I do not say this merely because the phones, electricity, hot water and front door lock have failed on me, serially, since my arrival, along with the Internet, refrigerator and stove.
Continue reading It’s History That’s Tearing the E.U. Apart
Azure, January 2005
THE COMMENCEMENT OF the second Palestinian Intifada, in late 2000, ignited the most extensive outbreak of anti-Semitic violence in France since the Holocaust. It continues to this day. The crimes have been perpetrated almost entirely by the beur — Arab immigrants. The political alliances forged between Jewish and Arab leaders during the rise of the right-wing National Front have broken down.
Continue reading The Hope of Marseille
The Sunday Times, February, 2006
by Maurice Chittenden
White Teeth was a whitewash, says Muslim who inspired prizewinning novel’s central character
WHITE TEETH, the novel that made Britain feel good about the state of its race relations, has been accused of whitewashing the truth by the real-life model for one of its characters.
Ziad Haider Rahman, the inspiration for Magid, one of the twin Muslim brothers at the centre of the novel, said Zadie Smith’s book, which was adapted for a television series, was divorced from reality.
Continue reading Zadie didn’t tell the real race story
Azure, March 2005
Rammstein — a made-up word meaning, more or less, “ramming stone” — is a popular German band. (1) Very popular. Rammstein released its first album, Herzeleid (“Heartache”), in 1995. Within days, it topped the German Media Control Charts. It stayed in the number one position for five weeks, then remained in the top ten for two years, an unrivaled achievement in Germany’s notoriously fickle pop music market.
Continue reading Rammstein’s Rage
The New York Times, January 2005
DURING THE GERMAN band Rammstein’s 1998 American debut tour, the lead singer, Till Lindemann, whipped out a monstrous black appliance in his performance of “Bück Dich” (“Bend Over”) and employed it to simulate sex with his keyboardist, who lay on the floor with a mask on his face, a chain around his neck and a gag in his mouth. When they tried this in Worcester, Mass., the two men spent the night in jail on obscenity charges.

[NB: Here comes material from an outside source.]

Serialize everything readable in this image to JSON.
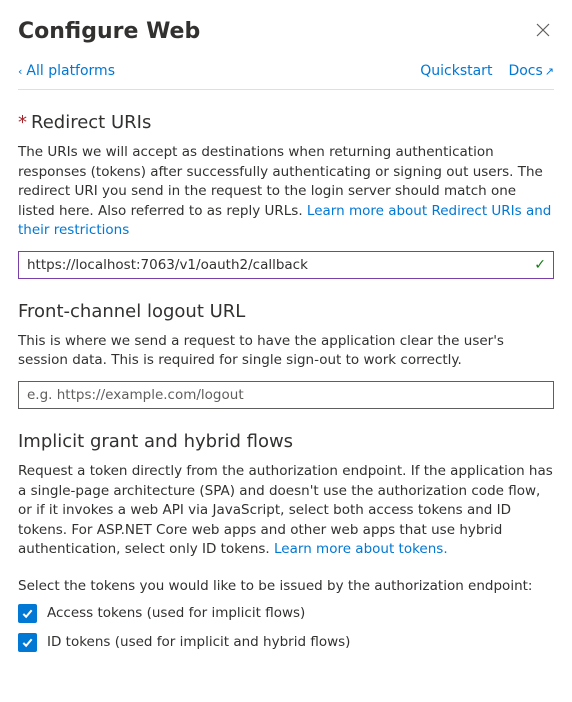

This is nothing compared with the uproar they have caused in Germany, where people actually understand their lyrics.
Continue reading Das Jackboot: German Heavy Metal Conquers Europe
by Kathryn Jean Lopez
April 8, 2013
There Is No Alternative: Why Margaret Thatcher Matters is the title of a book by Claire Berlinski. Berlinski talks to National Review Online about why, in fact, she does!
KATHRYN JEAN LOPEZ: Why does Margaret Thatcher “matter,” as your book’s subtitle puts it?
CLAIRE BERLINSKI: I wrote much of this book in 2007.
Continue reading Thatcher Matters